HPE revealed that the data repositories for its Aruba Central network monitoring platform have been compromised, allowing a threat actor to access data collected on monitored devices and their locations.
Aruba Central is a cloud networking solution that allows administrators to manage large networks and components from a single dashboard.
HPE today revealed that a threat actor obtained an “access key” that allowed them to view customer data stored in the Aruba Central environment. The threat perpetrator was logged in for 18 days between October 9, 2021 and October 27, when HPE revoked the key.
The exposed repositories contained two datasets, one for network analysis and the other for Aruba Central.Contract tracking‘characteristic.
“One dataset (” network analytics “) contained network telemetry data for most Aruba Central customers on Wi-Fi client devices connected to the customer’s Wi-Fi networks. A second set of data (” tracking contacts “) contained location data on Wi-Fi client devices including devices that were in close proximity to other Wi-Fi client devices,” explains an Frequently asked questions about central Aruba about the security incident.
The network analytics dataset exposed in these repositories included MAC addresses, IP addresses, operating systems, host name, and, for authenticated Wi-Fi networks, a person’s username.
The contract tracking dataset also included the date, time, and Wi-Fi hotspots that users were connected to, potentially allowing the attacker to track the general proximity of users’ location.
“The data stores also contained records of the date, time, and physical Wi-Fi access point to which a device was connected, which could help determine the general proximity of a user’s location. The environment did not include sensitive or special categories. of personal data (as defined by the GDPR), “reads the FAQ.

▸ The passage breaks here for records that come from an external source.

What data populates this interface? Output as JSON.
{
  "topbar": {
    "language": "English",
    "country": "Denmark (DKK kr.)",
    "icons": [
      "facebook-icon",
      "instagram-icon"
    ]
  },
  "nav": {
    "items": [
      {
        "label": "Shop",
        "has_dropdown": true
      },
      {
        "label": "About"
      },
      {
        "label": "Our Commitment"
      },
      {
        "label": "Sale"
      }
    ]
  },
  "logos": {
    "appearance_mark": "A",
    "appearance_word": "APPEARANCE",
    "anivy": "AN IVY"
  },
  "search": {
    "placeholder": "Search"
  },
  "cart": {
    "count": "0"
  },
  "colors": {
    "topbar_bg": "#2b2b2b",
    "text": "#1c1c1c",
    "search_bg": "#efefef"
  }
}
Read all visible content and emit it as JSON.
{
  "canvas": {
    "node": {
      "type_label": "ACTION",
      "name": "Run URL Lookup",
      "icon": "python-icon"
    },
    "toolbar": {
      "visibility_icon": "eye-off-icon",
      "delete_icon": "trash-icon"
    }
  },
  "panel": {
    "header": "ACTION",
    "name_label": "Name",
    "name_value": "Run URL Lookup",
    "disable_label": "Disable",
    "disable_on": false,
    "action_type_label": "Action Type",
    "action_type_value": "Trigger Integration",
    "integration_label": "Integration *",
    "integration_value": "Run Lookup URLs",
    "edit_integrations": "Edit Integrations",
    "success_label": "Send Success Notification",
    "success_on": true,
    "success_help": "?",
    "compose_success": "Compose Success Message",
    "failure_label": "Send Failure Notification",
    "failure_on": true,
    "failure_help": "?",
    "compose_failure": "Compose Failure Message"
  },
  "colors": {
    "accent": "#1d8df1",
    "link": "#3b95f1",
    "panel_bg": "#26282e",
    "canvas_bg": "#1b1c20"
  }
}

Because the HPE FAQ mentioned the word “bucket” several times, it is likely that a threat actor has obtained the access key for a storage bucket used by the platform.
After investigating the breach, HPE concluded that:
- No more than 30 days of data has been stored within the environment at any one time, as data in the network analytics and contact tracking capabilities of the Aruba Central environment is automatically deleted every 30 days.
- The environment included personal data, but no sensitive personal data. Personal data includes MAC addresses, IP addresses, device operating system type and host name and some usernames. The contact tracking data also included the users’ access point (AP) name, proximity, and duration of connection to that AP.
- The likelihood that your personal data has been accessed is extremely low, based on an in-depth analysis of access and traffic patterns.
- Security-sensitive information has not been compromised, so we don’t believe it is necessary to change passwords, change keys, or alter network configuration.
HPE says they are changing the way they secure and store access keys to prevent future incidents.
Bleeping Computer has contacted HPE for more information on the breach and will update the article if we receive a response.
Thanks to John for the tip!